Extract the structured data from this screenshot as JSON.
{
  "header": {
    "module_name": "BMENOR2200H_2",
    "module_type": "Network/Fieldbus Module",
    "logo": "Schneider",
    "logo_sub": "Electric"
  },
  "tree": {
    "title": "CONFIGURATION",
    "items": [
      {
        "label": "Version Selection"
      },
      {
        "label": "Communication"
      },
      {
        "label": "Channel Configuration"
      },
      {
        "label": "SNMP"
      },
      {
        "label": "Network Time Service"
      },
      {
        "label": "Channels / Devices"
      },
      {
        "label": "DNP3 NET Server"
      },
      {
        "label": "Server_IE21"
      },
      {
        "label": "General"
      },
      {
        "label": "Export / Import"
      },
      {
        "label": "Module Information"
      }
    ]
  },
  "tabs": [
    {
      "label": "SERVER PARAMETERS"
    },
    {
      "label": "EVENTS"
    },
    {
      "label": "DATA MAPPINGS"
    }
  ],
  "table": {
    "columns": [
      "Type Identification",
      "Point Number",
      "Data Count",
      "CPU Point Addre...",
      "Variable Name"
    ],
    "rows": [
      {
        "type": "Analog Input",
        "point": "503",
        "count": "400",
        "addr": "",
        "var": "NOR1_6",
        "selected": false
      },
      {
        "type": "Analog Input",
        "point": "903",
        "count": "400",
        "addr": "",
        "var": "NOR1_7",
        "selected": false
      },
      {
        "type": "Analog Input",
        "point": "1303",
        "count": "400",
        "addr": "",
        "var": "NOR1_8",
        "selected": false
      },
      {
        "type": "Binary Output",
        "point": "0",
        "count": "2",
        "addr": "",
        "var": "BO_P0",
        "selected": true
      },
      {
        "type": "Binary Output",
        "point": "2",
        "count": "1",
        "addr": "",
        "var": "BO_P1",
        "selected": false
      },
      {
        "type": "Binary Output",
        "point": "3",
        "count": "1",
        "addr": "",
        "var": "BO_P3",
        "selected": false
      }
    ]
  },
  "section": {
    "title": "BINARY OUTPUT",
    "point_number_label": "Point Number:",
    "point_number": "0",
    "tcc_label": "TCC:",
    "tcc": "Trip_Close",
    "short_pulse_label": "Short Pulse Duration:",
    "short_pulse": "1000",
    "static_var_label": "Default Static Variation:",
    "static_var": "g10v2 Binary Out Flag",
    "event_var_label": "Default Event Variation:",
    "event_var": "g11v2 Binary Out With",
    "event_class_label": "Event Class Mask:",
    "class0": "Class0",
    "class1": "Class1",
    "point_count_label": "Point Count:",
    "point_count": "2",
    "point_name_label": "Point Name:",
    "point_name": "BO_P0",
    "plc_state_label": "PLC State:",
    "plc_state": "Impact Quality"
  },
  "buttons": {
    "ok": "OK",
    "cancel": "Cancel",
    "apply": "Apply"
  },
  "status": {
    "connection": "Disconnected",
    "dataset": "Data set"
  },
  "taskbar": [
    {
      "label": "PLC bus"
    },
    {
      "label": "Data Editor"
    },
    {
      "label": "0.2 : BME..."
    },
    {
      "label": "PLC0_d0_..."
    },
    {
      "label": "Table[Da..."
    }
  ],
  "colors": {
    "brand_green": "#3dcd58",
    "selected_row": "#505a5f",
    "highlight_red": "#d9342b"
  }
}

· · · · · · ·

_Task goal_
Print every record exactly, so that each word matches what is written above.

_Task answer_
Extract the structured data from this screenshot as JSON.
{
  "header": {
    "module_name": "BMENOR2200H_2",
    "module_type": "Network/Fieldbus Module",
    "logo": "Schneider",
    "logo_sub": "Electric"
  },
  "tree": {
    "title": "CONFIGURATION",
    "items": [
      {
        "label": "Version Selection"
      },
      {
        "label": "Communication"
      },
      {
        "label": "Channel Configuration"
      },
      {
        "label": "SNMP"
      },
      {
        "label": "Network Time Service"
      },
      {
        "label": "Channels / Devices"
      },
      {
        "label": "DNP3 NET Server"
      },
      {
        "label": "Server_IE21"
      },
      {
        "label": "General"
      },
      {
        "label": "Export / Import"
      },
      {
        "label": "Module Information"
      }
    ]
  },
  "tabs": [
    {
      "label": "SERVER PARAMETERS"
    },
    {
      "label": "EVENTS"
    },
    {
      "label": "DATA MAPPINGS"
    }
  ],
  "table": {
    "columns": [
      "Type Identification",
      "Point Number",
      "Data Count",
      "CPU Point Addre...",
      "Variable Name"
    ],
    "rows": [
      {
        "type": "Analog Input",
        "point": "503",
        "count": "400",
        "addr": "",
        "var": "NOR1_6",
        "selected": false
      },
      {
        "type": "Analog Input",
        "point": "903",
        "count": "400",
        "addr": "",
        "var": "NOR1_7",
        "selected": false
      },
      {
        "type": "Analog Input",
        "point": "1303",
        "count": "400",
        "addr": "",
        "var": "NOR1_8",
        "selected": false
      },
      {
        "type": "Binary Output",
        "point": "0",
        "count": "2",
        "addr": "",
        "var": "BO_P0",
        "selected": true
      },
      {
        "type": "Binary Output",
        "point": "2",
        "count": "1",
        "addr": "",
        "var": "BO_P1",
        "selected": false
      },
      {
        "type": "Binary Output",
        "point": "3",
        "count": "1",
        "addr": "",
        "var": "BO_P3",
        "selected": false
      }
    ]
  },
  "section": {
    "title": "BINARY OUTPUT",
    "point_number_label": "Point Number:",
    "point_number": "0",
    "tcc_label": "TCC:",
    "tcc": "Trip_Close",
    "short_pulse_label": "Short Pulse Duration:",
    "short_pulse": "1000",
    "static_var_label": "Default Static Variation:",
    "static_var": "g10v2 Binary Out Flag",
    "event_var_label": "Default Event Variation:",
    "event_var": "g11v2 Binary Out With",
    "event_class_label": "Event Class Mask:",
    "class0": "Class0",
    "class1": "Class1",
    "point_count_label": "Point Count:",
    "point_count": "2",
    "point_name_label": "Point Name:",
    "point_name": "BO_P0",
    "plc_state_label": "PLC State:",
    "plc_state": "Impact Quality"
  },
  "buttons": {
    "ok": "OK",
    "cancel": "Cancel",
    "apply": "Apply"
  },
  "status": {
    "connection": "Disconnected",
    "dataset": "Data set"
  },
  "taskbar": [
    {
      "label": "PLC bus"
    },
    {
      "label": "Data Editor"
    },
    {
      "label": "0.2 : BME..."
    },
    {
      "label": "PLC0_d0_..."
    },
    {
      "label": "Table[Da..."
    }
  ],
  "colors": {
    "brand_green": "#3dcd58",
    "selected_row": "#505a5f",
    "highlight_red": "#d9342b"
  }
}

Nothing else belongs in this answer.